While a focus on people and products is essential to success, according to Steven the biggest restriction to the growth is access to finance. Developing good credit terms with your supplier is therefore crucial.
“Particularly in the early days, late payments and cash flow were a challenge,” said Pither. “We were importing equipment and had short credit terms from our suppliers, yet our customers were requesting long payment terms. This was a problem for us, so we worked hard on building a good relationship with our suppliers, proving ourselves as reliable and trustworthy. Over time, they extended our credit terms from 30 to 60 days, eventually increasing it to 90 days. The importance of this cannot be underestimated; you can have great products and a great team, but if you haven’t got cash, you’re in a dangerous position.”
Plan for the future
Finally, no business ever became successful by standing still. Despite HRS’ significant recent growth, Steven is still driving the company forward with plans for a testing facility in Spain, new process solutions, innovative prototypes, and an expanded core range of heat exchanger products.
HRS is also planning to offer a subscription to its software system, which will enable engineers to model different applications.
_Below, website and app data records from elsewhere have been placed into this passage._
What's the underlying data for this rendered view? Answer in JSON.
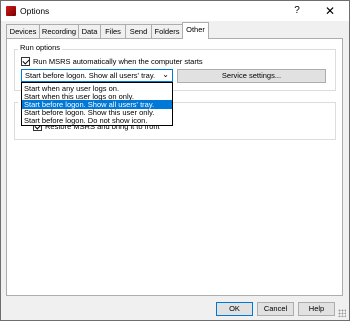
{
  "window": {
    "title": "Options"
  },
  "titlebar": {
    "help": "?",
    "close": "✕"
  },
  "tabs": [
    "Devices",
    "Recording",
    "Data",
    "Files",
    "Send",
    "Folders",
    "Other"
  ],
  "run_options": {
    "group_label": "Run options",
    "auto_run_label": "Run MSRS automatically when the computer starts",
    "auto_run_checked": true,
    "mode_selected": "Start before logon. Show all users' tray.",
    "mode_options": [
      "Start when any user logs on.",
      "Start when this user logs on only.",
      "Start before logon. Show all users' tray.",
      "Start before logon. Show this user only.",
      "Start before logon. Do not show icon."
    ],
    "service_button": "Service settings..."
  },
  "second_group": {
    "restore_label": "Restore MSRS and bring it to front",
    "restore_checked": true
  },
  "buttons": {
    "ok": "OK",
    "cancel": "Cancel",
    "help": "Help"
  }
}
The company hopes it will generate increased sales, as well as allowing them to spot trends by tracking what people are modelling.
And HRS’ international plans aren’t finished yet, either; Pither is focussing on developing business further in Australia and New Zealand, as well as in Russia and Latin America. But as the company has a five-year plan to increase sales more than $100 million, could he be tempted to branch out even further? “We’ve got no immediate plans to open any more international offices,” he said. “However, there are still some territories which appeal to me, such as China, Africa, and the Middle East. So, never say never.”